Way back in 1997 when my book A is for Admission broke the Ivy League code of silence, I called for socio-economic diversity over purely racial diversity given the abuses/misuses I saw of race-based admissions at top colleges. Colleges, to boost their minority numbers, would count wealthy Jamaican or African students from abroad in their "African American" tallies and wouldn't think twice about taking privileged minority students who clearly had no economic or social disadvantage. Those who lost out in this case were low income inner city students who typically never ended up even applying to the Ivies, many of whom were white or Asian and not part of programs like QuestBridge or other minority-focused initiatives.
When I read about Michael Bloomberg's recent launch of the American Talent Initiative (ATI), which aims to expand college access for talented low-income students, I wanted to give him a giant hug. Elite college campuses should do a better job reflecting the population, period.
Two years ago when Bloomberg Philanthropies first announced they wanted to address the tens of thousands of high level, low-income students who were consistently not applying to nor attending top colleges, we advocated for increasing socio-economic diversity at top colleges. Why limit these opportunities by skin color?
- Over 50% of U.S. high level low income students do not apply to any selective colleges despite their qualifications.
- 70% of students at the U.S.'s most competitive colleges are from families with incomes in the top 25% in the country
- Only 6% of students at the top colleges in the U.S. are classified as low income
By the year 2025, ATI aims to recruit, enroll and graduate 50,000 additional low-income students at the 270 colleges that graduate 70% of their students within six years --and they have 30 top institutions, including Ivies, already signed on. As David Leonhardt highlights in his recent New York Times op-ed piece, Bloomberg is creating a coalition of colleges committed to diversity including public universities like Berkeley, Michigan and USC to private colleges like Harvard, Yale, Princeton, Stanford, Rice and Duke. We would hope all the Ivies would join this coalition along with top liberal arts colleges like Amherst, Williams, Middlebury, Swarthmore and Carleton, and stop focusing on minority "quotas" and more on serving the bottom 2/5 of the income distribution (fairly easily measured by Pell Grant recipients). Just as top colleges market to 10th and 11th graders based on race and PSAT scores, they could market to low income students so that inner city and rural poor students could learn about the financial resources available at top colleges.
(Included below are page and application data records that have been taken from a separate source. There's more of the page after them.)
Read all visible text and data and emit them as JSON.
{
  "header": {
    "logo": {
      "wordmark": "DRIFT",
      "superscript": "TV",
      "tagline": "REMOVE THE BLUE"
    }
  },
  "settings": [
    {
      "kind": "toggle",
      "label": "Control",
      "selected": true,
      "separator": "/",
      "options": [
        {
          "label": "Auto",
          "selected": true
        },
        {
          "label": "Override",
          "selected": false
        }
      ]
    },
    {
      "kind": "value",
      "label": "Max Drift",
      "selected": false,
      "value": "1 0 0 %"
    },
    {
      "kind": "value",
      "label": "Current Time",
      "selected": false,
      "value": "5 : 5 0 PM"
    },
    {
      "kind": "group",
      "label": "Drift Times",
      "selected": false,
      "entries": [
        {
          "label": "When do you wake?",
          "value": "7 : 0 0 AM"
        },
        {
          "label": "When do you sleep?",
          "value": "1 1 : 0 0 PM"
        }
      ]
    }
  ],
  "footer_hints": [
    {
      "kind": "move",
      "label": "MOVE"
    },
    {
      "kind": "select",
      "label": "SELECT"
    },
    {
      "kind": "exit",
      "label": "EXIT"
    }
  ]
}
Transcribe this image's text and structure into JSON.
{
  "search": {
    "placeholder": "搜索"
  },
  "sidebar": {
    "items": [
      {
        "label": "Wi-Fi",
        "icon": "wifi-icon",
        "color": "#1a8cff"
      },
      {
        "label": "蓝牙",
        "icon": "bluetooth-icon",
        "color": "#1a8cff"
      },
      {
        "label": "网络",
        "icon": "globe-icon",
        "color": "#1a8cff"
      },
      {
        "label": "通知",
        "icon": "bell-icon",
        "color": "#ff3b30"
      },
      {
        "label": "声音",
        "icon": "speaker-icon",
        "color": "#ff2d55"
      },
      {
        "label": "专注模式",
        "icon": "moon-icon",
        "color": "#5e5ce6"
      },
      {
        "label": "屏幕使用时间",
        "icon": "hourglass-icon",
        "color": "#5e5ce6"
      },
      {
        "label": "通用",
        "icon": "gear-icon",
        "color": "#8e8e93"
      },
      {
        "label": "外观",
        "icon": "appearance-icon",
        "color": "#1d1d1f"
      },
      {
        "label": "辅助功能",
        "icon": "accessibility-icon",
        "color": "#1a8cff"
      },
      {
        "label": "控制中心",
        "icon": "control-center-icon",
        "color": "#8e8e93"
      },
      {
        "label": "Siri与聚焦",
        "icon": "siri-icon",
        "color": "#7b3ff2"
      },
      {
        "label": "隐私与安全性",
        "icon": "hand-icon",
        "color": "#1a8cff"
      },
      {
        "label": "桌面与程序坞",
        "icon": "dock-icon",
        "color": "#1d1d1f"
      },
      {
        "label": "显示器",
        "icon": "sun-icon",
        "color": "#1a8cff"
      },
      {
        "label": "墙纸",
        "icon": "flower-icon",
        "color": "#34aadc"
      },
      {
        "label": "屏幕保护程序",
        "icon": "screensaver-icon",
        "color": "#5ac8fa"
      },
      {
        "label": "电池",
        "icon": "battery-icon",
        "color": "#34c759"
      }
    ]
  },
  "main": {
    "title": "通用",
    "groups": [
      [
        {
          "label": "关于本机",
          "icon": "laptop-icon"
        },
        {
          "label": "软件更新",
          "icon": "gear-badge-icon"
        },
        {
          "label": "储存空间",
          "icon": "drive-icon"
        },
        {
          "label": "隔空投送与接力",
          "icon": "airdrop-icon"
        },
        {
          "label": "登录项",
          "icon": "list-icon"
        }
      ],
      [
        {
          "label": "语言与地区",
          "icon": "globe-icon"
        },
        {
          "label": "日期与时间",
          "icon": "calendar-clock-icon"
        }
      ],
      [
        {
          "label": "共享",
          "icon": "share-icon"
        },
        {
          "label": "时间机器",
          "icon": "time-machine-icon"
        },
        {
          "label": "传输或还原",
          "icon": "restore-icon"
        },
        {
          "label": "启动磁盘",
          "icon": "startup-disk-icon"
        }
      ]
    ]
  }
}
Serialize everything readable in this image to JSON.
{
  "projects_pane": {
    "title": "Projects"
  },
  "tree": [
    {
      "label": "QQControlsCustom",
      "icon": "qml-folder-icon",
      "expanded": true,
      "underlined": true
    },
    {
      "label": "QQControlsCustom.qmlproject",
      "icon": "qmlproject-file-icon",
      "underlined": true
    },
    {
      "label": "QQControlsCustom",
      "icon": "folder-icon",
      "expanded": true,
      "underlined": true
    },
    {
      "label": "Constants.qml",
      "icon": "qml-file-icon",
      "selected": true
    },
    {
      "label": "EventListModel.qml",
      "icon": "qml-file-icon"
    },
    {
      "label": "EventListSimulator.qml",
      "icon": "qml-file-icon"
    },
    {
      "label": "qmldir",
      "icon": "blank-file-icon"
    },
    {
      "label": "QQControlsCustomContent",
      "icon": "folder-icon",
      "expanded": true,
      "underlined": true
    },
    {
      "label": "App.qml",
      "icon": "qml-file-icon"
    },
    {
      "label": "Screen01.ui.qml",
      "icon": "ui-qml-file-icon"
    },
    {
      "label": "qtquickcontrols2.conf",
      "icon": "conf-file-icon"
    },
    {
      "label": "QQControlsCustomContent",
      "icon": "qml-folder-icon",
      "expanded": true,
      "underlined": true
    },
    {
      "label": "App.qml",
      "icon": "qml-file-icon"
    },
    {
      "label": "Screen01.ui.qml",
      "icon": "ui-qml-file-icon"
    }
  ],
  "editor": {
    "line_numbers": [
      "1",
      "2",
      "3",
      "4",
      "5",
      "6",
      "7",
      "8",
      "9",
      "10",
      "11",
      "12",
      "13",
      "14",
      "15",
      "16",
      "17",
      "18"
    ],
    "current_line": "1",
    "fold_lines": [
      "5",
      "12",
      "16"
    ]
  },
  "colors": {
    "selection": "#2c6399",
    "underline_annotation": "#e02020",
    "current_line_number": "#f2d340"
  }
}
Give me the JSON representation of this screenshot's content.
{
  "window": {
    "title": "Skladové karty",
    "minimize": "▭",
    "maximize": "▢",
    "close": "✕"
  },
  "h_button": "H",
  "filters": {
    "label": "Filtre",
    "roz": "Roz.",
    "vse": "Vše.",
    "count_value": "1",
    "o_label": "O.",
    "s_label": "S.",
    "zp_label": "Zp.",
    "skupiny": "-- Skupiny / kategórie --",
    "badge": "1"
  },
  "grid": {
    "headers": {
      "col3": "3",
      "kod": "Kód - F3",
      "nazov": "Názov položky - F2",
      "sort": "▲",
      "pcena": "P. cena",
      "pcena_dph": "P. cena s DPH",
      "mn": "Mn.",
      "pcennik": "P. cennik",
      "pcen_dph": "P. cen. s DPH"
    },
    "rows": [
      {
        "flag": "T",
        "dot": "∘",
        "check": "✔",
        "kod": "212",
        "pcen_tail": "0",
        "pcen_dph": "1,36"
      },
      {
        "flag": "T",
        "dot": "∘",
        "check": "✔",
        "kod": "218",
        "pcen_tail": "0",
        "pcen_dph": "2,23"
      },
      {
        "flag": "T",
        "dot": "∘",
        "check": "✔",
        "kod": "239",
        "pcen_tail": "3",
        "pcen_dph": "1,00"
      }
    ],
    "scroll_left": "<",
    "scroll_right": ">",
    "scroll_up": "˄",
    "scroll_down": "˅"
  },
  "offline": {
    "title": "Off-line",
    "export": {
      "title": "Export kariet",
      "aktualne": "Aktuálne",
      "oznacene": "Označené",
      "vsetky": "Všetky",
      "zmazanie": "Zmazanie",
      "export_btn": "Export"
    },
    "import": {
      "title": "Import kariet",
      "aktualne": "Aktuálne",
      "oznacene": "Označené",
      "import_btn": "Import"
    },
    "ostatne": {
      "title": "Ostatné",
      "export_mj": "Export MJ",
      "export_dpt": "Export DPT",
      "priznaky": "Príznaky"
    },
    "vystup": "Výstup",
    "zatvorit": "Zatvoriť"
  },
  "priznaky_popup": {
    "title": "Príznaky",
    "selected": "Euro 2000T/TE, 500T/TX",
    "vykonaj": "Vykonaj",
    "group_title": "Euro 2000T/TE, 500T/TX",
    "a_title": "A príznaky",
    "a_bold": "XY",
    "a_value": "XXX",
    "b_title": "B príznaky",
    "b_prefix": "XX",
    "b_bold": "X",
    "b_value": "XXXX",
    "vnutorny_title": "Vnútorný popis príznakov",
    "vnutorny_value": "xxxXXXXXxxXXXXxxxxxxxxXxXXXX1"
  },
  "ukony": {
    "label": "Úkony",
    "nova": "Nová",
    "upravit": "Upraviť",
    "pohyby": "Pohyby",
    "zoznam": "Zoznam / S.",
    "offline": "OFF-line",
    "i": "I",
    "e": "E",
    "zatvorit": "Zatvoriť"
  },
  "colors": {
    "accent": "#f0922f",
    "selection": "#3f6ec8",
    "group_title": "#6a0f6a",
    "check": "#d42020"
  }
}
I live in rural Vermont and even in our college town, many local students do not realize that it would cost them less to attend Harvard, Yale, Dartmouth or Princeton thanks to their "no loan" and generous financial aid policies (assuming they could get in) versus local colleges like Green Mountain College, Burlington College and St. Anselm (NH), all of which are featured in US News and World Report as "colleges graduating students with the most debt." In essence, these students would graduate with no loans from a top tier college instead of incurring a debt burden at a lower ranked school.
Many college applicants are confused on what defines "diversity." As I argued in the late 90's and hold fast to now, top colleges conflate the goals of diversity, affirmative action and equal opportunity so no wonder it's confusing. At the end of the day, schools are bound to their "diversity" numbers as they aim for maintaining an almost exact number of African American, Hispanic and Native American students year to year with no regard to income level. In fact, admissions officers at any information session you attend will tout their high percentage of "students of color" (usually 30% or higher) but the problem is they are counting Asian students in that number, despite the fact that admission rates are far lower for Asian students than for under-represented minority students. In effect, these admissions officers are labeling Asians "under-represented" and it's hypocritical and dishonest to report Asian students in the "students of color" number when Asians make up 18-20% of that 30% and actual under-represented minority students closer to 10-12%.
As Leonheardt states eloquently, "Making top colleges more diverse is not about replacing students of one race with students of another. It's about enrolling more working-class students of all races. It's about getting colleges to live up to their ideals."
Coming from a state with many white low income students who never even dream of leaving the state, no less attending a top college, I could not agree more.